Myth #2: Older workers are not innovative enough.

A study from AARP found that 80% of workers over the age of 40 are the ones coming up with the most “workable and worthwhile” production ideas in the office. How’s that for innovation?

Myth #3: They use more sick days.

Baby Boomers are healthier than previous generations, with the average 65-year-old today having the same risk of mortality or contracting a serious illness as that of someone in their mid-50s a generation ago. Studies show that workers over the age of 45 use an average of 3.5 sick days per year, while workers in the 17-44 bracket use 3.8 sick days per year.

Myth #4: Older workers don’t stick around.

Wrong again. As the age of retirement rises, older workers are sticking around in new jobs for longer. According to a survey from Gallup, the age at which most working Americans project they’ll retire is 66. This figure is up by 26% from just 15 years ago and is only expected to grow. So if you’re hiring someone at age 50 and they like your company, you’ll likely get at least 15 years out of them. That’s more than you’ll get out of some of your youngest workers.

Fighting Stereotypes

We’re not going to sugarcoat it. Ageism is alive and well. Every time you’ve been told you’re “overqualified” for a job you’re a perfect fit for. Every time a recruiter asks for 5 years of experience for an entry-level job. Every time you’re looked over for a new learning opportunity or incentive for continuing your education. These subtle (and not so subtle) indicators may be signs that you’re a victim of age discrimination. So what’s the game plan?

Invest in yourself. If you’re not being offered the same opportunities to learn and grow, take matters into your own hands. Hire a career coach (hello, is it us you’re looking for?) or find a mentor to improve your skills and help you grow in your current position as well as prepare you for your next.

Suggest inclusive team activities. Most people can agree that team building activities are dreadful, but they can be even worse when you feel like you don’t belong. Harvard Business Review found that workers that feel included are 3.5 times more likely to be productive in the office and perform to their highest potential. Activities like rock climbing or a bar outing may not be for everyone. Consider your crowd and plan accordingly. Some of our favorites include Escape the Room courses, paint nights, and cooking classes. Think of events that both your grandparents and college-aged kids would enjoy. There’s your answer.
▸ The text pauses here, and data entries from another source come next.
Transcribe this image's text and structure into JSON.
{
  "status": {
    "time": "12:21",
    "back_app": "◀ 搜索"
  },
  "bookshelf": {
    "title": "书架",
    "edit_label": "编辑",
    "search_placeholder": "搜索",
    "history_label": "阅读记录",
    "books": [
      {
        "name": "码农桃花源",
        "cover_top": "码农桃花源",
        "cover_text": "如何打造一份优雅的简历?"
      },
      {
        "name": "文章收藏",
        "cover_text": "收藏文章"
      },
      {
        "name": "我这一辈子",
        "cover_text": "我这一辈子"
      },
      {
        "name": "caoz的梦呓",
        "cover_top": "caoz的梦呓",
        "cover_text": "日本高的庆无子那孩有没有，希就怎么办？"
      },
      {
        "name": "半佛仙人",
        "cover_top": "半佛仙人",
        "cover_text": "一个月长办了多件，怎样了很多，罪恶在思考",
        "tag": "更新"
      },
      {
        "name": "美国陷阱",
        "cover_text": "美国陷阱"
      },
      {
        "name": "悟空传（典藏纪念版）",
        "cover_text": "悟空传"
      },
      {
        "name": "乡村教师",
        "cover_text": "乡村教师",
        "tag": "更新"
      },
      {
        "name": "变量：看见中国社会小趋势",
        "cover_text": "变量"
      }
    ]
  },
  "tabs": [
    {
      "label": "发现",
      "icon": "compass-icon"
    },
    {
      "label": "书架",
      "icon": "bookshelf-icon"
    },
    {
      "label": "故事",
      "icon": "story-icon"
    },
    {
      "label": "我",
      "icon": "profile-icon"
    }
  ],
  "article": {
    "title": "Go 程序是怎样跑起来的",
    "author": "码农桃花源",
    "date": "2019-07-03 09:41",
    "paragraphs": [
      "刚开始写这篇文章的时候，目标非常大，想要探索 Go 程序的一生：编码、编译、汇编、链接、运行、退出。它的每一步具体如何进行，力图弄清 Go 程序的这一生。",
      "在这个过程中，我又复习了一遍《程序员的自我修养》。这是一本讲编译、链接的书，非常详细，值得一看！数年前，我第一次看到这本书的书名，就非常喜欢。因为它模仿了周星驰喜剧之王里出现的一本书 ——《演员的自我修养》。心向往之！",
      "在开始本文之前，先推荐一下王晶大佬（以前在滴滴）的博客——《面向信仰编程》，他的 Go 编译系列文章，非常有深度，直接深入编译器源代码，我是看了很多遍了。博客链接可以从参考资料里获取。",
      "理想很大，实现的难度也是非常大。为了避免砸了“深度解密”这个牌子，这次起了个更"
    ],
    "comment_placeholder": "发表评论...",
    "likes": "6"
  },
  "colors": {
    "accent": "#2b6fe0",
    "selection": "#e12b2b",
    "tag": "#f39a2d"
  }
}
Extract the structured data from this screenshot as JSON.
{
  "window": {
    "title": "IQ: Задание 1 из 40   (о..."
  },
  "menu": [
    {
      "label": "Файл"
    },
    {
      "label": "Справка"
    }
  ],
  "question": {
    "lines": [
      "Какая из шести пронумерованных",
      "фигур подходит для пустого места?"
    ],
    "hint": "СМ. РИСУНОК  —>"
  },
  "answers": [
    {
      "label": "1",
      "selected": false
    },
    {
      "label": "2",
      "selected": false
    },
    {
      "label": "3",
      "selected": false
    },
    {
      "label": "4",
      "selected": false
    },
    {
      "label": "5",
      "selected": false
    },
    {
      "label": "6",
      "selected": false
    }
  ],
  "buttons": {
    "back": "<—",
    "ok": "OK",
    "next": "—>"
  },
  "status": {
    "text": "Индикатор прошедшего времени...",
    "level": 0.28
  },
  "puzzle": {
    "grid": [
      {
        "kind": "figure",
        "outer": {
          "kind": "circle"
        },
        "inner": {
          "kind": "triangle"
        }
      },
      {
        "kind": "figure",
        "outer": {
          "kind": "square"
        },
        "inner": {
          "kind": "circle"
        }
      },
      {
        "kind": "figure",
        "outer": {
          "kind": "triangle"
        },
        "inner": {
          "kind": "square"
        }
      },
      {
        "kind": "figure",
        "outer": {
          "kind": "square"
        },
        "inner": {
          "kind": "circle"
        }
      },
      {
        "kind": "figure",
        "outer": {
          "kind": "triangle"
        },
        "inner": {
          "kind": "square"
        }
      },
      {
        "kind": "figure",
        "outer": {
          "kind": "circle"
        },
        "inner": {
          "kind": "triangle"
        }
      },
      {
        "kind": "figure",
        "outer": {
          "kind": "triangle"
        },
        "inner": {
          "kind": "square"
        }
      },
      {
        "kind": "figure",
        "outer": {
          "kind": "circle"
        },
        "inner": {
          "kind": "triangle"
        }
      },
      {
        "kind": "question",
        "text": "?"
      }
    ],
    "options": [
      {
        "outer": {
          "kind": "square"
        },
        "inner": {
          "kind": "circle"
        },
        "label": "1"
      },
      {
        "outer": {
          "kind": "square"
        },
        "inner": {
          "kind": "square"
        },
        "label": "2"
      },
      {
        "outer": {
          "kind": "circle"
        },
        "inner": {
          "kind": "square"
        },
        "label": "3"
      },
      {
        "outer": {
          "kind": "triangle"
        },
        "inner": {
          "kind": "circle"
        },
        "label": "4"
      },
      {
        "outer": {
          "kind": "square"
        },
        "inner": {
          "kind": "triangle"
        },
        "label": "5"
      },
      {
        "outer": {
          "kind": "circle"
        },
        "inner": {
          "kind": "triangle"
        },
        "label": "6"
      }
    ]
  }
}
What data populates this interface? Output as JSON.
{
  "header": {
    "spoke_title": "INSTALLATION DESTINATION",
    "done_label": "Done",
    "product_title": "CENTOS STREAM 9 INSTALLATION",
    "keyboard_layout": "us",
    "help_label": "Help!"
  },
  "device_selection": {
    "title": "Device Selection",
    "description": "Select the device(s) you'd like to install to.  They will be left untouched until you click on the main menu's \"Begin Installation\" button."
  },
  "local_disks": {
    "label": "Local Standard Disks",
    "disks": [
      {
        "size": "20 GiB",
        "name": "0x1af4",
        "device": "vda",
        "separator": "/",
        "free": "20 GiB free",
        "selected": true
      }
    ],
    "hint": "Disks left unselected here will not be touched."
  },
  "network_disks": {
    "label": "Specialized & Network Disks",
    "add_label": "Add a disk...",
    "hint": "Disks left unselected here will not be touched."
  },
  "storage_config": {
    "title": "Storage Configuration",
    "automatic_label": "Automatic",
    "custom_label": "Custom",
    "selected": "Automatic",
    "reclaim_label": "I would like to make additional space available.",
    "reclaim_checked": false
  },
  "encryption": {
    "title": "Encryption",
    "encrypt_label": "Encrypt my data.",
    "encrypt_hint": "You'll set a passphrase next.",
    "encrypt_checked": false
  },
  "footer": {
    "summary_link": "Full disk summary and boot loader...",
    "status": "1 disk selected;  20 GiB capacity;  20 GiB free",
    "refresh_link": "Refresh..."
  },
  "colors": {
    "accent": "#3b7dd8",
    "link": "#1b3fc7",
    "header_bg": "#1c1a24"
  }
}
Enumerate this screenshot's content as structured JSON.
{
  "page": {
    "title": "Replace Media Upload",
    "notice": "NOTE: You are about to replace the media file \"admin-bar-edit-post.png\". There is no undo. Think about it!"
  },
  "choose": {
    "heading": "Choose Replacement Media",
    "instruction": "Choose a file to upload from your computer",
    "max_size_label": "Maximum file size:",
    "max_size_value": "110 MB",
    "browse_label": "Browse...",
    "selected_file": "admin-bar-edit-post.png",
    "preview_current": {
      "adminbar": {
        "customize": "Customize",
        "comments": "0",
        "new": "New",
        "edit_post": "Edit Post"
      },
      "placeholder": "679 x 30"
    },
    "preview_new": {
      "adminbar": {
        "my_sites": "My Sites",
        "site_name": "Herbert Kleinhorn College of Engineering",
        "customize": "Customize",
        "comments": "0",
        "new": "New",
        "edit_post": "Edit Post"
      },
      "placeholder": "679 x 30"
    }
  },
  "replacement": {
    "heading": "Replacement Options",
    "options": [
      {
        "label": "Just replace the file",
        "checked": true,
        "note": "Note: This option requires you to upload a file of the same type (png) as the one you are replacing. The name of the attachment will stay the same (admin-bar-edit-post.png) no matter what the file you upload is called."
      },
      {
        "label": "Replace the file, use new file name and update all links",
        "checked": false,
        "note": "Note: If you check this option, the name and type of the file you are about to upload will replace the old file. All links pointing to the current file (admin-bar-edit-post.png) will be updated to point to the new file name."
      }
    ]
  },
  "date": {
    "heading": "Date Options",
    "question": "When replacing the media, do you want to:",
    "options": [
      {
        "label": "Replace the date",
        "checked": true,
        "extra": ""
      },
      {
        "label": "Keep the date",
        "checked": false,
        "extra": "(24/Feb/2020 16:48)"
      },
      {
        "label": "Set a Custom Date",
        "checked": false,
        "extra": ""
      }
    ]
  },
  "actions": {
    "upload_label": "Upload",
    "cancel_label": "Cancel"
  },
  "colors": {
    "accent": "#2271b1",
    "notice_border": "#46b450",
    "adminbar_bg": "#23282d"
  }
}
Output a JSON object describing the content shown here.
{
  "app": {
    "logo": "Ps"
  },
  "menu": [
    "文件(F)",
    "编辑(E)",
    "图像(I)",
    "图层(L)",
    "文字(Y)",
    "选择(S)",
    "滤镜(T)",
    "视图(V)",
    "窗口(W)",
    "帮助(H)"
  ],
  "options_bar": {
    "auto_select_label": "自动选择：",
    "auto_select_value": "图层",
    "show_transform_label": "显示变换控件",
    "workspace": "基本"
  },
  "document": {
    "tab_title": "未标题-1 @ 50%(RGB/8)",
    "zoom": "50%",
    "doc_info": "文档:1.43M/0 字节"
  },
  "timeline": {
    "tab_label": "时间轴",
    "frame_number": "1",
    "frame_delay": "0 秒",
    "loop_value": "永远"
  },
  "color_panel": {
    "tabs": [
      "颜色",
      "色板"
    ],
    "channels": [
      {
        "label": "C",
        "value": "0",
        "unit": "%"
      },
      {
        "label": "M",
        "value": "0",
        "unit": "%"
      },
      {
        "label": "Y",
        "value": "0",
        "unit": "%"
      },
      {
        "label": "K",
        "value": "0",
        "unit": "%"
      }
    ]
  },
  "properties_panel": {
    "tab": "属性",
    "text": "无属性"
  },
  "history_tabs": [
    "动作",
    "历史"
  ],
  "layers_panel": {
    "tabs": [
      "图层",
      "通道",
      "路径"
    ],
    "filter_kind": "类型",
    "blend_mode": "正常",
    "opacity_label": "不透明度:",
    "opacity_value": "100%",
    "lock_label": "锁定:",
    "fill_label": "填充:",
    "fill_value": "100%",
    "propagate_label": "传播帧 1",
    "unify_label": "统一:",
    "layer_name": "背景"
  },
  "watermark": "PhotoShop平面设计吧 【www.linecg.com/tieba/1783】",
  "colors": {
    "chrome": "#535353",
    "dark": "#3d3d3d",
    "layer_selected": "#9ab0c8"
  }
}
Ask for regular feedback. This is a great way to gauge if ageism is at play. If it is, you may notice a sudden change in your review. Senior attorney for the AARP Foundation, Laurie McCann tells Glassdoor, “You need to know if there are concerns about your performance so that you have the opportunity to address them. Sudden changes in performance appraisals are often viewed with suspicion and may support a claim of discrimination.”

Put your dukes up. If you’re trying to fight the stereotype, don’t feed into it. In other words, don’t highlight your age as being a reason you are or aren’t getting certain privileges in your job. Your thinking shapes your world.

Different generations grew up in different versions of our world, and having that diversity lends itself to new ideas and unique observations. Don’t let ageist stereotypes deprive you of a more productive and engaging company culture.